However, the rule also clarifies that additional factors may be considered as necessary. Please note that this final rule and new test apply only to joint employment status for FLSA compliance and do not address joint employment status under other federal employment laws.
The DOL has the authority to enforce full compliance with labor standards against one or all joint employers. To avoid violations, employers should:
- Become familiar with this final rule;
- Evaluate whether they are in a joint employment situation; and
- Identify any potential areas of non-compliance by joint employers.
DOL Publishes Guidance on Lump Sum Bonuses and Per-Project Payments
Opinion Letters Provide an Insight on How the DOL applies the Law to Specific Facts
On Jan. 7, 2020 the U.S. Department of Labor (DOL) issued two opinion letters that clarify how the Fair Labor Standards Act (FLSA) applies in specific situations. Opinion letters provide the DOL’s official opinion on how the law applies in specific situations. Employers that rely on opinion letters may be able to establish a “good faith defense” under the law. As a result, employers should become familiar with these letters and review their practices to ensure compliance with FLSA requirements.
FLSA 2020-1: Lump Sum Nondiscretionary Bonuses Must Be Included in Regular Rate
In its first letter, the DOL asserts once again that employers must include nondiscretionary bonuses in their employee’s regular wage rate calculations. In addition, the opinion letter outlines how employers may go about allocating lump sum nondiscretionary bonuses that cover more than one workweek. This guidance is important to employers calculating overtime pay for employees who received such bonuses.
FLSA 2020-2: Per-Project Pay Can Satisfy the Salary Basis Test
In its second letter, the DOL asserts that per-project payments can satisfy the fee basis test if the payments do not vary from pay period to pay period, vary based on the number of hours worked, or vary based on the quality of the work performed. The DOL also explains that occasionally, employers may increase or reduce an exempt employee’s project compensation if the changes in pay are tied to changes in the scope of the project.

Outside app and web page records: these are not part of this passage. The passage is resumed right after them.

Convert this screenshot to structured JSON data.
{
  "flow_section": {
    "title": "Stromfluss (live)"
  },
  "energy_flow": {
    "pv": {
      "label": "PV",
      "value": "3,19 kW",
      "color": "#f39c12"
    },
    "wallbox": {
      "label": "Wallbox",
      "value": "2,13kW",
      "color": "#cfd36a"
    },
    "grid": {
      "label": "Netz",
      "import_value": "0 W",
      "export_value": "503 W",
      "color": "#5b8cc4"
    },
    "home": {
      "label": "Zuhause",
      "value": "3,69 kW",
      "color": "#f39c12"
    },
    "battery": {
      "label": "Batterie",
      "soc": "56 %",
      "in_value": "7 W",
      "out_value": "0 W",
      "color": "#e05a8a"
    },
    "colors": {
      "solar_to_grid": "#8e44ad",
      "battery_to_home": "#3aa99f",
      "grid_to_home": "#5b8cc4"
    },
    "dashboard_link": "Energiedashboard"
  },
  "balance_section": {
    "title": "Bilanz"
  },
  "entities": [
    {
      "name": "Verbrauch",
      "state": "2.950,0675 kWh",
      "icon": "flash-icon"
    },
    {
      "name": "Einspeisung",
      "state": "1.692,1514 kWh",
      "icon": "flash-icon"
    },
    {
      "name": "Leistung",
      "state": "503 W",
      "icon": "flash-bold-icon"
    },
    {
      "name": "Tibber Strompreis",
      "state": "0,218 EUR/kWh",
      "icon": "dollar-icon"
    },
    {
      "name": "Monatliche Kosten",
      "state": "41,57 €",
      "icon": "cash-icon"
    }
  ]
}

However, an employee’s exempt status may be undermined if contract or project revisions are too frequent.